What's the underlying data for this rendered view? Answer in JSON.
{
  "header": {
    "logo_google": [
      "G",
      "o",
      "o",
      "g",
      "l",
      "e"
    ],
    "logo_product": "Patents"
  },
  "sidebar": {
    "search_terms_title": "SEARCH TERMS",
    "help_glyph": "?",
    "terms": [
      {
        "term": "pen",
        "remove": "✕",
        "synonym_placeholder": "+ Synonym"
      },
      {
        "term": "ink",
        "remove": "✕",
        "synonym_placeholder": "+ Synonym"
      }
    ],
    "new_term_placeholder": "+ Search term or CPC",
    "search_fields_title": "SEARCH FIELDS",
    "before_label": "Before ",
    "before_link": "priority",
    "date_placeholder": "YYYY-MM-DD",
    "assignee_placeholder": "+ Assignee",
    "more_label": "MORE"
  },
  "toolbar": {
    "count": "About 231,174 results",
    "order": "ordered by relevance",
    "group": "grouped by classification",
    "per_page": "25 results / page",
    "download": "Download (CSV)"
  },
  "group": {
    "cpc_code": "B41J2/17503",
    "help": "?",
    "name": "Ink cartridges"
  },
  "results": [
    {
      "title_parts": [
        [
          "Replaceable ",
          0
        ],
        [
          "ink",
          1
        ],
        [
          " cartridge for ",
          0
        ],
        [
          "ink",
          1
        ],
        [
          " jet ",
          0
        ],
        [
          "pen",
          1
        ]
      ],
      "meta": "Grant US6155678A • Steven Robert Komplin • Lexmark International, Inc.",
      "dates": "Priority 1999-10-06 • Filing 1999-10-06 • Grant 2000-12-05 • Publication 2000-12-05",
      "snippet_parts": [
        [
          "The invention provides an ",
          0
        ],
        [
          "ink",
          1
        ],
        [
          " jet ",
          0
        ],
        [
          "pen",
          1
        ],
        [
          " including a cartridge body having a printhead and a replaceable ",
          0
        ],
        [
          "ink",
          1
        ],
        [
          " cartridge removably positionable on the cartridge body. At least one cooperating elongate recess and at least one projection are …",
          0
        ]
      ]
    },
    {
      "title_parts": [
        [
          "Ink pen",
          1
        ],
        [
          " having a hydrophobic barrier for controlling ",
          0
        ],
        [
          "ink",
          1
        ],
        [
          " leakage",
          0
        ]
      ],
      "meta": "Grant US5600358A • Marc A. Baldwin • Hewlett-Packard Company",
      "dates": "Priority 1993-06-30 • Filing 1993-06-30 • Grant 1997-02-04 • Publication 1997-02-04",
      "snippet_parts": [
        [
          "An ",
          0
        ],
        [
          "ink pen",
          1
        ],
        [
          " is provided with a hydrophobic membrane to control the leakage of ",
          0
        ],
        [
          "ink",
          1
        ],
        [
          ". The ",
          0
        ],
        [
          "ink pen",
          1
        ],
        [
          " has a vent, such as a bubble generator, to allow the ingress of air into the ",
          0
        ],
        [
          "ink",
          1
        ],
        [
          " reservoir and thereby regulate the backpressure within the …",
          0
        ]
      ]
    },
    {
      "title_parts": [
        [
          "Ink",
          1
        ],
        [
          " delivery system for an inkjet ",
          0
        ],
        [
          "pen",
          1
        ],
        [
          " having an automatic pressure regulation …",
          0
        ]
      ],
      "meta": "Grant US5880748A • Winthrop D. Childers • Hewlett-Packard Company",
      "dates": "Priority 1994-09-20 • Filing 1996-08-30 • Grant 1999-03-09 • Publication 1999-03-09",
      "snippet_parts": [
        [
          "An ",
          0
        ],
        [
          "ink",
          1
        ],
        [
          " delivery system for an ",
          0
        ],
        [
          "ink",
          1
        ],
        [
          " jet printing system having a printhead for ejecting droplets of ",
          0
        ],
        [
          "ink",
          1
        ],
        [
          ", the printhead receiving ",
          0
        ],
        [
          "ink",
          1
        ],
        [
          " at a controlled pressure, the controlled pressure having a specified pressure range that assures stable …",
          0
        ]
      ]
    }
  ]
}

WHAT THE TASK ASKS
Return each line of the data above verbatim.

RESPONSE AREA
What's the underlying data for this rendered view? Answer in JSON.
{
  "header": {
    "logo_google": [
      "G",
      "o",
      "o",
      "g",
      "l",
      "e"
    ],
    "logo_product": "Patents"
  },
  "sidebar": {
    "search_terms_title": "SEARCH TERMS",
    "help_glyph": "?",
    "terms": [
      {
        "term": "pen",
        "remove": "✕",
        "synonym_placeholder": "+ Synonym"
      },
      {
        "term": "ink",
        "remove": "✕",
        "synonym_placeholder": "+ Synonym"
      }
    ],
    "new_term_placeholder": "+ Search term or CPC",
    "search_fields_title": "SEARCH FIELDS",
    "before_label": "Before ",
    "before_link": "priority",
    "date_placeholder": "YYYY-MM-DD",
    "assignee_placeholder": "+ Assignee",
    "more_label": "MORE"
  },
  "toolbar": {
    "count": "About 231,174 results",
    "order": "ordered by relevance",
    "group": "grouped by classification",
    "per_page": "25 results / page",
    "download": "Download (CSV)"
  },
  "group": {
    "cpc_code": "B41J2/17503",
    "help": "?",
    "name": "Ink cartridges"
  },
  "results": [
    {
      "title_parts": [
        [
          "Replaceable ",
          0
        ],
        [
          "ink",
          1
        ],
        [
          " cartridge for ",
          0
        ],
        [
          "ink",
          1
        ],
        [
          " jet ",
          0
        ],
        [
          "pen",
          1
        ]
      ],
      "meta": "Grant US6155678A • Steven Robert Komplin • Lexmark International, Inc.",
      "dates": "Priority 1999-10-06 • Filing 1999-10-06 • Grant 2000-12-05 • Publication 2000-12-05",
      "snippet_parts": [
        [
          "The invention provides an ",
          0
        ],
        [
          "ink",
          1
        ],
        [
          " jet ",
          0
        ],
        [
          "pen",
          1
        ],
        [
          " including a cartridge body having a printhead and a replaceable ",
          0
        ],
        [
          "ink",
          1
        ],
        [
          " cartridge removably positionable on the cartridge body. At least one cooperating elongate recess and at least one projection are …",
          0
        ]
      ]
    },
    {
      "title_parts": [
        [
          "Ink pen",
          1
        ],
        [
          " having a hydrophobic barrier for controlling ",
          0
        ],
        [
          "ink",
          1
        ],
        [
          " leakage",
          0
        ]
      ],
      "meta": "Grant US5600358A • Marc A. Baldwin • Hewlett-Packard Company",
      "dates": "Priority 1993-06-30 • Filing 1993-06-30 • Grant 1997-02-04 • Publication 1997-02-04",
      "snippet_parts": [
        [
          "An ",
          0
        ],
        [
          "ink pen",
          1
        ],
        [
          " is provided with a hydrophobic membrane to control the leakage of ",
          0
        ],
        [
          "ink",
          1
        ],
        [
          ". The ",
          0
        ],
        [
          "ink pen",
          1
        ],
        [
          " has a vent, such as a bubble generator, to allow the ingress of air into the ",
          0
        ],
        [
          "ink",
          1
        ],
        [
          " reservoir and thereby regulate the backpressure within the …",
          0
        ]
      ]
    },
    {
      "title_parts": [
        [
          "Ink",
          1
        ],
        [
          " delivery system for an inkjet ",
          0
        ],
        [
          "pen",
          1
        ],
        [
          " having an automatic pressure regulation …",
          0
        ]
      ],
      "meta": "Grant US5880748A • Winthrop D. Childers • Hewlett-Packard Company",
      "dates": "Priority 1994-09-20 • Filing 1996-08-30 • Grant 1999-03-09 • Publication 1999-03-09",
      "snippet_parts": [
        [
          "An ",
          0
        ],
        [
          "ink",
          1
        ],
        [
          " delivery system for an ",
          0
        ],
        [
          "ink",
          1
        ],
        [
          " jet printing system having a printhead for ejecting droplets of ",
          0
        ],
        [
          "ink",
          1
        ],
        [
          ", the printhead receiving ",
          0
        ],
        [
          "ink",
          1
        ],
        [
          " at a controlled pressure, the controlled pressure having a specified pressure range that assures stable …",
          0
        ]
      ]
    }
  ]
}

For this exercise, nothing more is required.